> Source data
● ● ● ● ●

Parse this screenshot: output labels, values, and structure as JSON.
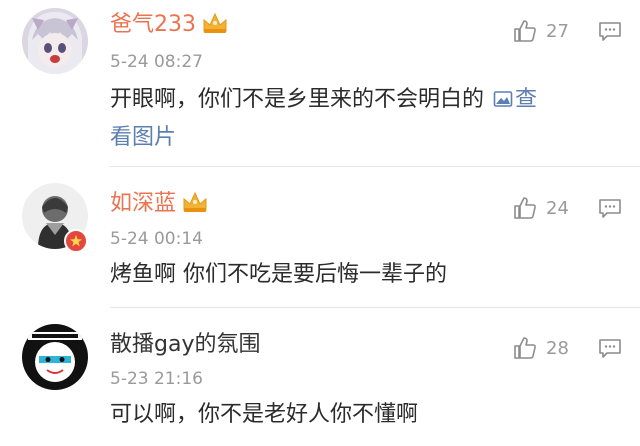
{
  "comments": [
    {
      "username": "爸气233",
      "timestamp": "5-24 08:27",
      "text": "开眼啊，你们不是乡里来的不会明白的",
      "link_text_1": "查",
      "link_text_2": "看图片",
      "likes": "27",
      "username_color": "#eb7350"
    },
    {
      "username": "如深蓝",
      "timestamp": "5-24 00:14",
      "text": "烤鱼啊  你们不吃是要后悔一辈子的",
      "likes": "24",
      "username_color": "#eb7350"
    },
    {
      "username": "散播gay的氛围",
      "timestamp": "5-23 21:16",
      "text": "可以啊，你不是老好人你不懂啊",
      "likes": "28",
      "username_color": "#333333"
    }
  ],
  "colors": {
    "accent_orange": "#eb7350",
    "link_blue": "#5b7fb0",
    "meta_gray": "#9a9a9a"
  },
  "icons": {
    "like": "thumbs-up-icon",
    "reply": "comment-bubble-icon",
    "crown": "crown-icon",
    "picture": "picture-icon"
  }
}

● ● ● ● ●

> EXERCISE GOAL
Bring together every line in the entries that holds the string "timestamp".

> EXERCISE SOLUTION
      "timestamp": "5-24 08:27",
      "timestamp": "5-24 00:14",
      "timestamp": "5-23 21:16",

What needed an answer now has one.